WHAT YOU WILL DO:
Which lines in the data contain the word "Enter"? Please copy each of them.
···
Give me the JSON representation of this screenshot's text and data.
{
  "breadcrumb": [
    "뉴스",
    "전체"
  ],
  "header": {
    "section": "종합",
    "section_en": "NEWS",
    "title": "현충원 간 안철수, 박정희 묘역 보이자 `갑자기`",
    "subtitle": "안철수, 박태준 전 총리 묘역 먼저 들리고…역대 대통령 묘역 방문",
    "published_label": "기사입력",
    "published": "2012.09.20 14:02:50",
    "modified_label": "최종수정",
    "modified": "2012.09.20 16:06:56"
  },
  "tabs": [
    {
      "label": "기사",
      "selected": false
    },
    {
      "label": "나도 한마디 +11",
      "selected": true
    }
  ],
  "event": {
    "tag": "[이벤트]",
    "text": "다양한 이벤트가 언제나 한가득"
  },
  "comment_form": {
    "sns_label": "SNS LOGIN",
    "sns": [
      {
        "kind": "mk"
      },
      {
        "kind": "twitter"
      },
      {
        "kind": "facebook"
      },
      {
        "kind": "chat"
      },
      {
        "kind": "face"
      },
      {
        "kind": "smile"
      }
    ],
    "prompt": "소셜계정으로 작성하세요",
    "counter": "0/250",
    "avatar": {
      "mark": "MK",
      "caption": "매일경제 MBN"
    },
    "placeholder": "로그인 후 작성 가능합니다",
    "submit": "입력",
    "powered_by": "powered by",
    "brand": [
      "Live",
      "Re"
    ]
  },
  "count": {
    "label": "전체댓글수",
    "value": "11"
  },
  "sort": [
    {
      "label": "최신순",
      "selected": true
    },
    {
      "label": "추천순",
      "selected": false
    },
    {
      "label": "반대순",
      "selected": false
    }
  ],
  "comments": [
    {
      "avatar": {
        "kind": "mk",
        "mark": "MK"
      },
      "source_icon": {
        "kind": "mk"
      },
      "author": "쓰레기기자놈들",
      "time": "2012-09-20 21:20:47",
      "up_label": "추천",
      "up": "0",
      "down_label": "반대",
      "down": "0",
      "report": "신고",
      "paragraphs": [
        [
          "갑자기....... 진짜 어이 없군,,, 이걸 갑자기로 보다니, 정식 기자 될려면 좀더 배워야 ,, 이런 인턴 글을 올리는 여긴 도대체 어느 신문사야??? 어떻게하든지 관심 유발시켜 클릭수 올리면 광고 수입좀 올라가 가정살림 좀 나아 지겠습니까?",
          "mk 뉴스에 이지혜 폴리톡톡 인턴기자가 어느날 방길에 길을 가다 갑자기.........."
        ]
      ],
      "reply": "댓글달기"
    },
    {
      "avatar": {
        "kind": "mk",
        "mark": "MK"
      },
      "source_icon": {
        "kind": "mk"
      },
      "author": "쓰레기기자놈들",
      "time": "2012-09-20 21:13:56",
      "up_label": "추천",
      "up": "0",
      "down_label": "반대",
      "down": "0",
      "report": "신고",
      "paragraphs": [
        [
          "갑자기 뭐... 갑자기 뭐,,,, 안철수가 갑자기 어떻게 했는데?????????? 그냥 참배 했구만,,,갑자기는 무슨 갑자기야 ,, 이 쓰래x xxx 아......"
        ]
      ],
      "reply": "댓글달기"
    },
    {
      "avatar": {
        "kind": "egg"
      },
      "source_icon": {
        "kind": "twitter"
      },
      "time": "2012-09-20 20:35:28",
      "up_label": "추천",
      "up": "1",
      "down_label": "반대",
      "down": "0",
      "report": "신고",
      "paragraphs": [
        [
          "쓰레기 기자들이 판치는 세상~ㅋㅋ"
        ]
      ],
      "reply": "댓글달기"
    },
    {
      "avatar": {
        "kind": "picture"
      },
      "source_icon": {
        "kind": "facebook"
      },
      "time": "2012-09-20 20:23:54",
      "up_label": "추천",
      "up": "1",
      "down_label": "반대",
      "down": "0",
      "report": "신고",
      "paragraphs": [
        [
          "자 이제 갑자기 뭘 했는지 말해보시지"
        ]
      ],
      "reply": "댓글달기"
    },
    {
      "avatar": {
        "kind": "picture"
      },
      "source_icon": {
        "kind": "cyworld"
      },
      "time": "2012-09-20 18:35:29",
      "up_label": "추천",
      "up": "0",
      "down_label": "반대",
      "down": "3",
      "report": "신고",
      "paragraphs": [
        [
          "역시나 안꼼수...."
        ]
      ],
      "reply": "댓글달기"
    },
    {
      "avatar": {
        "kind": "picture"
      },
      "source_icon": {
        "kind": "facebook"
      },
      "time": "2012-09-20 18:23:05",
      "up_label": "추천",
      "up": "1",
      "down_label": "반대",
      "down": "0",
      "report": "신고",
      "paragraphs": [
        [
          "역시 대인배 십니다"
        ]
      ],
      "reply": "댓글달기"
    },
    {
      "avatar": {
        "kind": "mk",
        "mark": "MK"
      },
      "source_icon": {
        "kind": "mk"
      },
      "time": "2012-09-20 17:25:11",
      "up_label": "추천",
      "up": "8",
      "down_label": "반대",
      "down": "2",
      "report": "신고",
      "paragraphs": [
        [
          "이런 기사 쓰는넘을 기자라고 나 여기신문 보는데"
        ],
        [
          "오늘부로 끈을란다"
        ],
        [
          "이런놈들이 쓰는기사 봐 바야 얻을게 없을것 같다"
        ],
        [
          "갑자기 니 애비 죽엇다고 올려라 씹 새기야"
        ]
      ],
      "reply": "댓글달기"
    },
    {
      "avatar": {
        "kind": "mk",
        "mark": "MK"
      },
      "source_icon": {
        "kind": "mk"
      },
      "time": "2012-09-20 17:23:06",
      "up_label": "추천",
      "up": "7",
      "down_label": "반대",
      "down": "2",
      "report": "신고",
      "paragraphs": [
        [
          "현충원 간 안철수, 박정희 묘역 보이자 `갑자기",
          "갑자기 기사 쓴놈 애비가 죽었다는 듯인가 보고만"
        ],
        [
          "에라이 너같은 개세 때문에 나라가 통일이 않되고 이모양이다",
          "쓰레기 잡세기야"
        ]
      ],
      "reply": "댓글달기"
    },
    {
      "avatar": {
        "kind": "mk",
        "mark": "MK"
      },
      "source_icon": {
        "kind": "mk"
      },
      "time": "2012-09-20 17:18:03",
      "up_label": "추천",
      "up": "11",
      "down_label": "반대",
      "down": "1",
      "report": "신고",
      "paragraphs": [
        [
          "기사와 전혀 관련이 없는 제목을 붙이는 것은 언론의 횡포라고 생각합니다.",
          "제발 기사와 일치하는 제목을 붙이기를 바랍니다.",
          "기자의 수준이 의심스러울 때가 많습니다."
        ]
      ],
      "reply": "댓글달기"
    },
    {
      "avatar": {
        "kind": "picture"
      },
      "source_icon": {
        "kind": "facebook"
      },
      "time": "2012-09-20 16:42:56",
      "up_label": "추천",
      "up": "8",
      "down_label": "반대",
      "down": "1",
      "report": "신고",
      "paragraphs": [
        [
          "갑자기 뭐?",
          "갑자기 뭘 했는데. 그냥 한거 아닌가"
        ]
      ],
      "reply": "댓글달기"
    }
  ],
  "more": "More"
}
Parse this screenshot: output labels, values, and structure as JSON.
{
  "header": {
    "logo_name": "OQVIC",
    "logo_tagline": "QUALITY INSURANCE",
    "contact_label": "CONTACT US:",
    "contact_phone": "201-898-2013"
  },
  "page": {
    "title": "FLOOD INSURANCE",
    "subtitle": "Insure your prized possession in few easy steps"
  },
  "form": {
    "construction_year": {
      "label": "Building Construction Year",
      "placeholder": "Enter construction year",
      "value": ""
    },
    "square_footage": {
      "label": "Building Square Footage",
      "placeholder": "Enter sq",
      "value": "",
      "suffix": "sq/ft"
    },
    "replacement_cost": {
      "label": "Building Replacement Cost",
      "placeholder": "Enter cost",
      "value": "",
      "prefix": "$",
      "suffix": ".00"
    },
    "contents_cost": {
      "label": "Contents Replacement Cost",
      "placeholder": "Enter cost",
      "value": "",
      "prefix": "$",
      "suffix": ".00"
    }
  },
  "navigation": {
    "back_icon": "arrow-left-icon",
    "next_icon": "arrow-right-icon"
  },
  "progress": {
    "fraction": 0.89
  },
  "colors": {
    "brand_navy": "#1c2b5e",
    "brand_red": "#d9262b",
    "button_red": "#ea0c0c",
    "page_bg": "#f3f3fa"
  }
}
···
ANSWER FOR THIS EXERCISE:
      "placeholder": "Enter construction year",
      "placeholder": "Enter sq",
      "placeholder": "Enter cost",
      "placeholder": "Enter cost",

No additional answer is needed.